The Wonders of The Universe: Amateur Astronomy Club interview with Mr. Spruell


One of the greatest unknowns in our universe is space – that dark, ever-expanding void that surrounds the planet we call home. While we have almost all the information of the earth, we know very little about space as a whole, just bits and pieces of some incomprehensible puzzle. Luckily, we have a club focused on teaching the younger generation about space to pick up where the other generations have left off. Recently, that astronomy club went on a field trip to see the stars without the big lights ruining the sky. We interviewed the club sponsor, Mr. Spruell, about the field trip and what they did there.

Q: What was the goal of the field trip and where did your students go?

A: The goal was to find dark sky sight with no light pollution. Our intended goal was not our final goal. Our intended goal was the Picket Post Trailhead. It is about an hour’s drive from the school near Superior. We went to Picket Post and in the past, we have been allowed to stay after close; however, it seems that the locals have been vandalizing it so they closed it and didn’t allow us in. But they did suggest a new place to us and we drove to the airport in Superior. We went down the dirt road to see the dark skies.

Q: Have you done events like this before?

A: Not with this club at this school but in the past, yes.

Q: How long did it last and what did you all do and see there?

A: We got there about 5:30-5:45 and it lasted until about 9:45. We took one of the school buses.
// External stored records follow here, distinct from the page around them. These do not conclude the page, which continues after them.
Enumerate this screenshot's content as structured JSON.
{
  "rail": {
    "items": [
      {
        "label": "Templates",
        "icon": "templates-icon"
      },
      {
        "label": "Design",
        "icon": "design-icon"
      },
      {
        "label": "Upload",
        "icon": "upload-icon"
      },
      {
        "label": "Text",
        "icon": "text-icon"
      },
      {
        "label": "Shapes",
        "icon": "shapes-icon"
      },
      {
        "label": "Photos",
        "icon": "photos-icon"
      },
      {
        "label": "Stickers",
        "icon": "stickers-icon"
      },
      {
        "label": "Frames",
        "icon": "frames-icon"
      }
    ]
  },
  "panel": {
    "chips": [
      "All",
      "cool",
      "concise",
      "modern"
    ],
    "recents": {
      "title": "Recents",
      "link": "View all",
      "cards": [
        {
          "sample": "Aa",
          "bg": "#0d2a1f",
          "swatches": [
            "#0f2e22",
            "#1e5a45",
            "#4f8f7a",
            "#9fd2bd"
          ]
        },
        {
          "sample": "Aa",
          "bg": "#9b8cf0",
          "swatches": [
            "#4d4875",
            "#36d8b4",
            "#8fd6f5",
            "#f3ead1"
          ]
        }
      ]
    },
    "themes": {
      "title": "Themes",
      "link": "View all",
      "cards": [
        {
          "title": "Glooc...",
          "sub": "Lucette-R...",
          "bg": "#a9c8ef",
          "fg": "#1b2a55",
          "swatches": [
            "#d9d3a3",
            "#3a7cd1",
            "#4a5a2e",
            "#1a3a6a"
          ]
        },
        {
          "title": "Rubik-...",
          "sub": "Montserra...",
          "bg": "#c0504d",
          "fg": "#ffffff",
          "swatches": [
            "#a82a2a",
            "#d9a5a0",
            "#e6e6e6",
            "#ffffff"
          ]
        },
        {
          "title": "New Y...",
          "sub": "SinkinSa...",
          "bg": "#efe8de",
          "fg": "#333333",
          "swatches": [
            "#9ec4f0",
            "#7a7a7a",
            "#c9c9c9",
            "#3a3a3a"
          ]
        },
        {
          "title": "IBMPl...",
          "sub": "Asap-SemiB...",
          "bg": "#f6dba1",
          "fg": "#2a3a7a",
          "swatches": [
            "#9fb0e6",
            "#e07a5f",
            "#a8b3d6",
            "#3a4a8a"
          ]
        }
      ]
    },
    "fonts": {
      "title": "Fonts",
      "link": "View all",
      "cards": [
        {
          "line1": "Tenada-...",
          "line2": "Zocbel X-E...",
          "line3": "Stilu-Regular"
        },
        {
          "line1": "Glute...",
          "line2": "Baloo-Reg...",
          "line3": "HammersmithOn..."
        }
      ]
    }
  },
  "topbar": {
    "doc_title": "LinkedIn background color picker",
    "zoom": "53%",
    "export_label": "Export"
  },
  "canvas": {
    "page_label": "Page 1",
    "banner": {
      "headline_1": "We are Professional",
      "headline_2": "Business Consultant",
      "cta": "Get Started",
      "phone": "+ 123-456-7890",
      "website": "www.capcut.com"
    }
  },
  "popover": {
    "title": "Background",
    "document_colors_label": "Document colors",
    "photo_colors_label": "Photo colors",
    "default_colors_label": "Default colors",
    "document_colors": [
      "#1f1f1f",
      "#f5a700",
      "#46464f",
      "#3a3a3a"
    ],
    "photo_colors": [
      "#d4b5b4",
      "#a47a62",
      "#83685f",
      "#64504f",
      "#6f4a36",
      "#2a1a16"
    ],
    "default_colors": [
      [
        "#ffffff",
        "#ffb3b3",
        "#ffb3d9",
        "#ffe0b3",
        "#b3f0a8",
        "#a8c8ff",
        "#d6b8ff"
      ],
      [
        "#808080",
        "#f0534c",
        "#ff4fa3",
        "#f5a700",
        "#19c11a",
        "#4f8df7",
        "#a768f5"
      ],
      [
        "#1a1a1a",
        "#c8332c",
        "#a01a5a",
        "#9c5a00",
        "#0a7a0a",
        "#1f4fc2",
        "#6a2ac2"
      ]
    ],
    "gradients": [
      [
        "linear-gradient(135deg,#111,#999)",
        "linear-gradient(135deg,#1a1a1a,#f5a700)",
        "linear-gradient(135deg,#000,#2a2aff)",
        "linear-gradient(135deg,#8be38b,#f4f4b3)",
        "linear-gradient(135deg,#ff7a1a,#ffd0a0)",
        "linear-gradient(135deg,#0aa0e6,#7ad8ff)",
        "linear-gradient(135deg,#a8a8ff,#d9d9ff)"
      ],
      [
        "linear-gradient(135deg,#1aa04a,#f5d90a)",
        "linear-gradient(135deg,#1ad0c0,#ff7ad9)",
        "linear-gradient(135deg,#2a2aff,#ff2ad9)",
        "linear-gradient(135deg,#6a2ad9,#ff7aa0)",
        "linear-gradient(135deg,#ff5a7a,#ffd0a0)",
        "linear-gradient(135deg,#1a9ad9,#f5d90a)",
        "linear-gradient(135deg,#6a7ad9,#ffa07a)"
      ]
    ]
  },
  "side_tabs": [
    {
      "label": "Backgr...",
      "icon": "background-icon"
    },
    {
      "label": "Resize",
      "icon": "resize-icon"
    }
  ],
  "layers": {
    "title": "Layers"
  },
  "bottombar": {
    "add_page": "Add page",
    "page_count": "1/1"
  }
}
The first thing we did was pack up our telescopes in the bus and observed the different nighttime sights. We saw Orion, I believe they saw Andromeda, we saw the beehive cluster, we also saw the Pleiades.

Q: What do you like about space?

A: I like the vastness of astronomy. The grandeur. How big it is. And that it’s something most people don’t know much about.

If you like space or want to go on fun field trips with one of the best science teachers ACP has to offer, then you can join the amateur astronomy club this year or next year. We hope that all of you interested can help solve the unknown questions in the years to come. Go Knights!